|Image from the 2014 paper by Kenneth Lacovara, referenced below. Note the size compared to an average human diagram and how many bones (shown in white on the diagram) were actually discovered!|

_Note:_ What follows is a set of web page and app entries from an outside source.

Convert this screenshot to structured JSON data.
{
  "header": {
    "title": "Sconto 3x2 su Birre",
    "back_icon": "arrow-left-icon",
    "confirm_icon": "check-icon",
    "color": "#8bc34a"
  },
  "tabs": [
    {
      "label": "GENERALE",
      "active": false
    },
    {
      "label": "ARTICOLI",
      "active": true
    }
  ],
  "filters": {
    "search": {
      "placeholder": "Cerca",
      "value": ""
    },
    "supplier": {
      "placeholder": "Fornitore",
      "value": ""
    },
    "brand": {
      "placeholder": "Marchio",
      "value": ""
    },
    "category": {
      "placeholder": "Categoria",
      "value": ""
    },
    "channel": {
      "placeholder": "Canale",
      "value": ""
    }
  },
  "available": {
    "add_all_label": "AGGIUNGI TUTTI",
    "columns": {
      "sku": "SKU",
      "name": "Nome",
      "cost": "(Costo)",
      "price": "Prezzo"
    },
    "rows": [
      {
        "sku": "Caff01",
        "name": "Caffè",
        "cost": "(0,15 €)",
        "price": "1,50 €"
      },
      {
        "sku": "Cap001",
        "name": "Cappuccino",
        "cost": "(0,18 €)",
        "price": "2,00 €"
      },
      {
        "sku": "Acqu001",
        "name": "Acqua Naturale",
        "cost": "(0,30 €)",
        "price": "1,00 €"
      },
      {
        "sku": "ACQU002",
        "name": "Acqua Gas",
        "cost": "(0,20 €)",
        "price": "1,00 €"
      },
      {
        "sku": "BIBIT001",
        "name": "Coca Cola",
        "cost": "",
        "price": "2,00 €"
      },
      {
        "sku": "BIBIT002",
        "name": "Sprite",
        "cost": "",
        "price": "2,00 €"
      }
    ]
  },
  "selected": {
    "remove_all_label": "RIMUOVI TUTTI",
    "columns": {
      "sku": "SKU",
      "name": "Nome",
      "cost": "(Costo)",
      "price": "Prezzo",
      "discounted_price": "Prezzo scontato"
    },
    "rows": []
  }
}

Dreadnoughtus' bones gave scientists a lot of answers as to how large titanosaurs would have looked and possibly walked. Its front limbs were shorter than its hind legs, so it is likely that its neck was held more parallel with the ground nomrally. It could have raised its neck for short periods of time for eating the tops of trees or displaying for members of its own species possibly, however. Dreadnoughtus' neck was extremely long and was about half the animal's total length. The tail, however, was relatively short, only thirty feet long. (only a thirty-foot tail...I feel weird saying that.) Most Titanosaurs, like Dreadnoughtus' smaller cousin, Saltasaurus for instance, had a pretty wide stance with reference to to their legs and bodies. Dreadnoughtus, however, although having a still pretty wide stance, held its legs more underneath its body in comparison to its kin. We know this because of the angles at which the leg and arm bones attach into their sockets. These extremely powerful limbs would have acted like pillars, supporting Dreadnoughtus' immense bulk as it walked, and stood and...did pretty much everything I guess. Other titanosaurs, like Saltasaurus, are known to have had bony armor embedded in their skin. There is not evidence that suggests this in Dreadnoughtus so it is a mystery as to whether or not it had such a defense adaptation. It wouldn't surprise me, however, if an animal as large as Dreadnoughtus, lacked armor as its size alone (as an adult, at least) would have made it impossible to kill for any known predator.
That is all for this week! As always feel free to comment below or on our facebook page!
Lacovara, Kenneth J.; Ibiricu, L.M.; Lamanna, M.C.; Poole, J.C.; Schroeter, E.R.; Ullmann, P.V.; Voegele, K.K.; Boles, Z.M.; Egerton, V.M.; Harris, J.D.; Martínez, R.D.; Novas, F.E. (September 4, 2014). "A Gigantic, Exceptionally Complete Titanosaurian Sauropod Dinosaur from Southern Patagonia, Argentina". Scientific Reports. doi:10.1038/srep06196. Benson, Roger B. J.; Campione, Nicolás E.; Carrano, Matthew T.; Mannion, Phillip D.; Sullivan, Corwin; Upchurch, Paul; Evans, David C. (May 6, 2014). "Rates of Dinosaur Body Mass Evolution Indicate 170 Million Years of Sustained Ecological Innovation on the Avian Stem Lineage". PLOS Biology. doi:10.1371/journal.pbio.1001853.
Wilson, Jeffrey A.; Carrano, Matthew T. (June 1999). "Titanosaurs and the origin of "wide-gauge" trackways: a biomechanical and systematic perspective on sauropod locomotion". Paleobiology 25 (2): 252–267. Retrieved 31 August 2014.
Wilson, J. A. (February 2006). "An Overview of Titanosaur Evolution and Phylogeny". III Jornadas Internacionales sobre Paleontología de Dinosaurios y su Entorno: 169–190.